Consumers are immersed in digital communication; it's time for traditional health care organizations to join them.
In just the past few years, the changes in how we communicate with one another and process information are nothing short of amazing.
Between 2010 and 2013, the total amount of time Americans spent online increased 83 percent. In that same period, time spent on smartphones more than tripled, while time spent on tablets increased tenfold. American smartphone owners between the ages of 18 and 24 sent and received an average of 3,853 texts per month each in 2013. As great as that volume is, it has been overtaken by the number of messages sent via apps such as WhatsApp and SnapChat. Digital media has even surpassed the venerable favorite, television, in the share of time that adults spend with media each day.
In no aspect of life is communication more important than in health care. Effective communication between patients and caregivers can be the difference between satisfaction and dissatisfaction, wellness and sickness, comfort and suffering, even life and death.
A large body of evidence shows the importance of effective communication between patient and caregiver in diagnosis, treatment selection, patient adherence to treatment regimen, treatment monitoring, healthy behavior and patient satisfaction. Communication before and after treatment — choosing providers, making appointments, paying for services — is also a critical component of consumer satisfaction and business success.
To manage communication, health care organizations have established and carefully maintained processes for when, where and in what form patients and providers exchange information.
Growing Momentum for Change
Innovative competitors are well-aware of the gap between modern modes of communication and the methods used by legacy health care organizations, and they are actively exploiting that gap.
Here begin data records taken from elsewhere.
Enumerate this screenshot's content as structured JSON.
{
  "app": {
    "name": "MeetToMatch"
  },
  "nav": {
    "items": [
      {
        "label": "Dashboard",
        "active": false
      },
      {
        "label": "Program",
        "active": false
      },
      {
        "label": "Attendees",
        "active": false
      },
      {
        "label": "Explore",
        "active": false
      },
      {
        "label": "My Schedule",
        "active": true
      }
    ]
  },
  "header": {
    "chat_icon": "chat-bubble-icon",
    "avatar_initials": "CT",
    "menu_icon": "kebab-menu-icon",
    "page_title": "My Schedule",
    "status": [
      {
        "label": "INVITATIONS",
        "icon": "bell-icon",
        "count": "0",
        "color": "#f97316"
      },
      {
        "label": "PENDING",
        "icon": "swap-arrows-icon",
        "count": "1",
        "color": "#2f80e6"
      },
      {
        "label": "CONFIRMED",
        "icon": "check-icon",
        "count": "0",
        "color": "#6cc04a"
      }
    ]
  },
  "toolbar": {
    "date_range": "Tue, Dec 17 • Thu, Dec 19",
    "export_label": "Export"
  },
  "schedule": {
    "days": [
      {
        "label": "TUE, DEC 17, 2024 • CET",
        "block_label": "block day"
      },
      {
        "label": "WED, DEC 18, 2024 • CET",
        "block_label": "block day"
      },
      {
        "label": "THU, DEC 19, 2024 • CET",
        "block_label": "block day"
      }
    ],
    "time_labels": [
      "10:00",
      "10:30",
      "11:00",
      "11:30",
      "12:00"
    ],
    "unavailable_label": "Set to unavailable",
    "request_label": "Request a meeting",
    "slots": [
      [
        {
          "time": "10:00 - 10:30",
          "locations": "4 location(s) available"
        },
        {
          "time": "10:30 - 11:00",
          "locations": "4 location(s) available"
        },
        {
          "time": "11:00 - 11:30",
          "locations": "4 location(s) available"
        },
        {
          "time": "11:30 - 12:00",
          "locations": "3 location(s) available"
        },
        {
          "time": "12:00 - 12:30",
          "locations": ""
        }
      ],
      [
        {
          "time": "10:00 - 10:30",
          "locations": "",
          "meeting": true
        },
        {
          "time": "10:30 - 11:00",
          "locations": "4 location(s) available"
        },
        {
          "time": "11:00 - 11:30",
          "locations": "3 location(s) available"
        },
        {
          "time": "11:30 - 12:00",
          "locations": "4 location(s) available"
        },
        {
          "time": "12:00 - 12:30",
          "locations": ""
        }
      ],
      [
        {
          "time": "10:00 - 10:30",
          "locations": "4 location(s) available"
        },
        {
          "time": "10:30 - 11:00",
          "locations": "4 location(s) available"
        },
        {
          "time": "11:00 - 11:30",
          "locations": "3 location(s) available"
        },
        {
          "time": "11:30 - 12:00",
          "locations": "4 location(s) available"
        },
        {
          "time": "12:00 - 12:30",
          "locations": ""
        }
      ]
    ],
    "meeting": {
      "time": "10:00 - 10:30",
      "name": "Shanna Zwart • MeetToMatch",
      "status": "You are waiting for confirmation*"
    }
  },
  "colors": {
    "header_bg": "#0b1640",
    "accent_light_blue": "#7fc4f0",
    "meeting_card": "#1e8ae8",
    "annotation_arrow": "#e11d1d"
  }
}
Companies like Teladoc, MD Live and Carena offer access to a doctor 24 hours a day, seven days a week via videoconferencing, phone and email. At upstart primary care company Iora Health, the technology platform allows patients to read and submit notes on their medical record. And Apple, Google and Samsung are all developing platforms to aggregate health-related apps.